START Provided entries
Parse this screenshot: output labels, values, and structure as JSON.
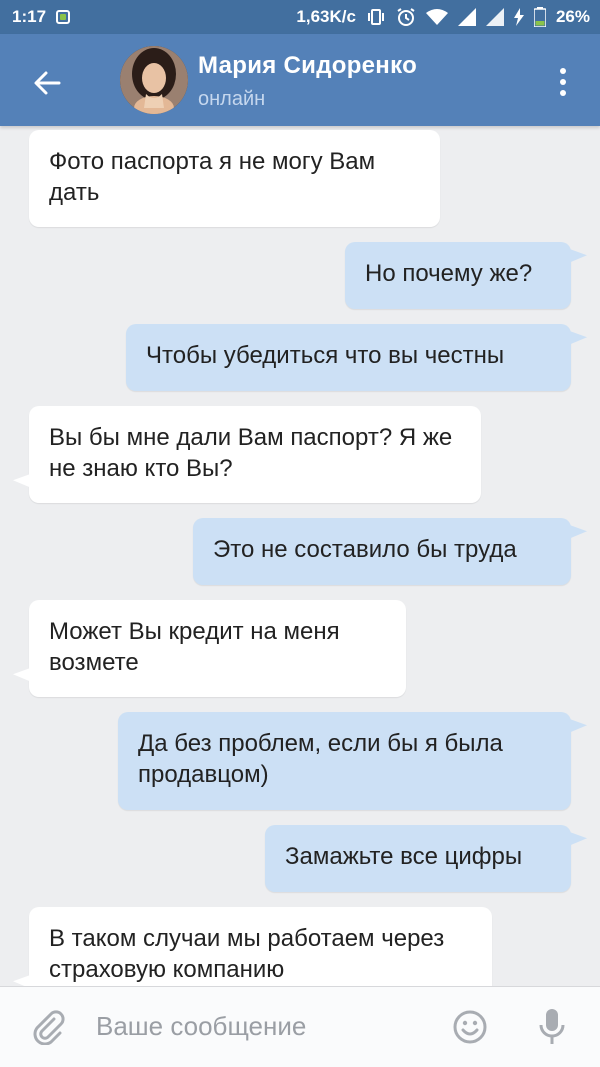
{
  "status_bar": {
    "time": "1:17",
    "network_speed": "1,63K/c",
    "battery": "26%"
  },
  "header": {
    "contact_name": "Мария Сидоренко",
    "contact_status": "онлайн",
    "accent_color": "#5481b8"
  },
  "messages": [
    {
      "direction": "in",
      "text": "Фото паспорта я не могу Вам дать"
    },
    {
      "direction": "out",
      "text": "Но почему же?"
    },
    {
      "direction": "out",
      "text": "Чтобы убедиться что вы честны"
    },
    {
      "direction": "in",
      "text": "Вы бы мне дали Вам паспорт? Я же не знаю кто Вы?"
    },
    {
      "direction": "out",
      "text": "Это не составило бы труда"
    },
    {
      "direction": "in",
      "text": "Может Вы кредит на меня возмете"
    },
    {
      "direction": "out",
      "text": "Да без проблем, если бы я была продавцом)"
    },
    {
      "direction": "out",
      "text": "Замажьте все цифры"
    },
    {
      "direction": "in",
      "text": "В таком случаи мы работаем через страховую компанию"
    }
  ],
  "composer": {
    "placeholder": "Ваше сообщение"
  },
  "icons": {
    "back": "arrow-left-icon",
    "menu": "more-vertical-icon",
    "attach": "paperclip-icon",
    "emoji": "smiley-icon",
    "mic": "microphone-icon"
  }
}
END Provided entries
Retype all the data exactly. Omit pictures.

### Task answer
Parse this screenshot: output labels, values, and structure as JSON.
{
  "status_bar": {
    "time": "1:17",
    "network_speed": "1,63K/c",
    "battery": "26%"
  },
  "header": {
    "contact_name": "Мария Сидоренко",
    "contact_status": "онлайн",
    "accent_color": "#5481b8"
  },
  "messages": [
    {
      "direction": "in",
      "text": "Фото паспорта я не могу Вам дать"
    },
    {
      "direction": "out",
      "text": "Но почему же?"
    },
    {
      "direction": "out",
      "text": "Чтобы убедиться что вы честны"
    },
    {
      "direction": "in",
      "text": "Вы бы мне дали Вам паспорт? Я же не знаю кто Вы?"
    },
    {
      "direction": "out",
      "text": "Это не составило бы труда"
    },
    {
      "direction": "in",
      "text": "Может Вы кредит на меня возмете"
    },
    {
      "direction": "out",
      "text": "Да без проблем, если бы я была продавцом)"
    },
    {
      "direction": "out",
      "text": "Замажьте все цифры"
    },
    {
      "direction": "in",
      "text": "В таком случаи мы работаем через страховую компанию"
    }
  ],
  "composer": {
    "placeholder": "Ваше сообщение"
  },
  "icons": {
    "back": "arrow-left-icon",
    "menu": "more-vertical-icon",
    "attach": "paperclip-icon",
    "emoji": "smiley-icon",
    "mic": "microphone-icon"
  }
}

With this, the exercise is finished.